The Rhetoric stage of classical education includes 9th through 12th grade and focuses on the art of persuasive speech and writing. Students take everything they have learned and, through winsomeness, share learning.

Grammar School

Students at the grammar level (kindergarten through 6th grade) are ripe for honing their use of language and knowledge as foundational skills. We help students hone these skills by taking in new information, memorizing it, and reciting it through song, poetry, and chant. “Education begins with memory and imitation” (Sayers, 1947). Cultivating wonder and a love of learning in students at this age allows for them to appreciate their education in a different and distinct way.  Integration of content areas provides students with an opportunity to make connections that help them begin to build a deep core body of knowledge. Students at the top end of the grammar phase (6th grade) are preparing for their transition into the logic level of the trivium. 

Logic School

The second level of the Trivium is logic.  At Veritas, students in the 7th and 8th grades make up our Logic School. During these two years of education students will begin, as Clark & Jain state in the Liberal Arts Tradition, finding arguments, following questions, demonstrating reasons.  Students at this level have a tendency to be argumentative.  They tend to use the information they have learned in their studies to dispute. They love to catch others in error, especially their parents and teachers.  Instead of suppressing this tendency, we use it! Our teachers mold and shape students by teaching them how to question through informal and formal logic classes as well as through Socratic seminar.  As students master argument, questioning and reason, they are ready for the final level of the trivium.

Rhetoric School

The rhetoric school experience is founded upon the realm of wonder, reason, and community. Upon completion of the logic school, the end of the eighth grade year, a student has experienced each of these attributes. However, each is incomplete, and each is immature. Just as the student himself is immature in the understanding of information.

“Education begins with memory and imitation” (Sayers, 1947). It culminates at Veritas in rhetoric school with “the cultivation of the trained affections” (Lewis, 1949) for a lifetime of reasoning, learning and wonder.

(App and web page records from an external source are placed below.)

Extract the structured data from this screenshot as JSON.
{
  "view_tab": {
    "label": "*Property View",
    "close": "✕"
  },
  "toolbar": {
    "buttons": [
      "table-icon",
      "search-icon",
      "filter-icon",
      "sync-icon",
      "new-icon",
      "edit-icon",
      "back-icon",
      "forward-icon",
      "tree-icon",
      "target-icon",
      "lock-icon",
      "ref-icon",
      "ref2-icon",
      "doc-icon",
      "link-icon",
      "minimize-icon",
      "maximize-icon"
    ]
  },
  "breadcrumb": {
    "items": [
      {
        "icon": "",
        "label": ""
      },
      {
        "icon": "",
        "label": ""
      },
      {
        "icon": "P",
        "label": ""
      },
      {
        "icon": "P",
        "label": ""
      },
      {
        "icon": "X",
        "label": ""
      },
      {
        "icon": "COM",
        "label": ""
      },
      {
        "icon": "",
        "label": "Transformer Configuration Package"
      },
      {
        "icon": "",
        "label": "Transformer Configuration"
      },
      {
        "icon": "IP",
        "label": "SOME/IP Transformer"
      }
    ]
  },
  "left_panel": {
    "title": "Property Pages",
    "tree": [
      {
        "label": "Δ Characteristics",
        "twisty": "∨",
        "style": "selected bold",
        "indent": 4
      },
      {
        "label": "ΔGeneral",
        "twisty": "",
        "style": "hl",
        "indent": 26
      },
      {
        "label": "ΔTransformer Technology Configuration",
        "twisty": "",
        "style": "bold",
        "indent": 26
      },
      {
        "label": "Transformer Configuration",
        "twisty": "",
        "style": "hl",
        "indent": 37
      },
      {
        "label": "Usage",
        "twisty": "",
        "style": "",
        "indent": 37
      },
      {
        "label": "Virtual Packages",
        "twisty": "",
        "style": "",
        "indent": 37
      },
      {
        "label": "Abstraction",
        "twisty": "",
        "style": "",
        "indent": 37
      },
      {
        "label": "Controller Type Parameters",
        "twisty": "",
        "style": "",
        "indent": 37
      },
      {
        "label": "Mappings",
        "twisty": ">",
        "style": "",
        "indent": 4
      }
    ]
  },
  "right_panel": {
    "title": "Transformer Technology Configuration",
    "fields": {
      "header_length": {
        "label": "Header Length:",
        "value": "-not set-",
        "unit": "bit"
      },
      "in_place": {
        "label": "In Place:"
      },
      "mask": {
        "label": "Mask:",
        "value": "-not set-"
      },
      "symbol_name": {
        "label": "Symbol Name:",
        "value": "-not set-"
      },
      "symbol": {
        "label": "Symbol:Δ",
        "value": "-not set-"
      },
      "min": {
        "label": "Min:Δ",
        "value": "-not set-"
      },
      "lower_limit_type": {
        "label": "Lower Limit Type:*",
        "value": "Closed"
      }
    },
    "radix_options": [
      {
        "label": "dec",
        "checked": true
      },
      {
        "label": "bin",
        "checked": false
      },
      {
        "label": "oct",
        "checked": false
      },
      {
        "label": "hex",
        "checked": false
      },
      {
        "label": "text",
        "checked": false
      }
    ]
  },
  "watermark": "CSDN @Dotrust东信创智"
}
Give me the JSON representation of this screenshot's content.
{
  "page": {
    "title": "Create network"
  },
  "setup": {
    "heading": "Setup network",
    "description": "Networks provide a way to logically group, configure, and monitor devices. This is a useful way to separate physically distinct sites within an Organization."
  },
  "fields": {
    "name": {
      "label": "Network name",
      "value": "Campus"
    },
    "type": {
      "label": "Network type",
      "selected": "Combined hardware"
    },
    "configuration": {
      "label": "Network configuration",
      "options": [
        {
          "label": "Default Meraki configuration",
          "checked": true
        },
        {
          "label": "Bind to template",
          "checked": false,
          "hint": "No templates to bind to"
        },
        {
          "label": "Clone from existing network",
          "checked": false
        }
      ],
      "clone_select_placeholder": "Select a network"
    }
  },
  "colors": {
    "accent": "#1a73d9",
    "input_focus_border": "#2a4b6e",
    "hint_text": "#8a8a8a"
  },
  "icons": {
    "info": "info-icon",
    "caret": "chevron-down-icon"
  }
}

The liberal arts were used to demonstrate something as true. Inevitably the culture of the school educates as much as its curriculum. Virtue and piety played a role in the pursuit of wisdom. Louis Markos, speaking in the Miseducation of America (2022) television documentary says, “Unlike values that are man-made, virtue is shaping young people in accordance with a standard that does not change from age to age.”

The tradition considers rhetoric as the culmination of the arts of language: it brings together key skills cultivated in grammar and logic for the purpose of creative and persuasive speech, and it also leads learning from the classroom, so to speak into the public square.

– Clark & Jain 2021


2018-19 comparative study of 24-42 year old alumni from public, secular private, Catholic, evangelical Christian, religious homeschool, and ACCS (classical Christian) schools, on topics of life-choices, preparation, attitudes, values, opinions, and practices.

This research seems to confirm what history has repeatedly demonstrated—classical Christian education can influence the course of a home, a community, or a nation. Understandably, some will view the results of this survey skeptically because of the significant differences between classical Christian schools and the others surveyed. These results can be understood more fully by visiting the ACCS schools themselves.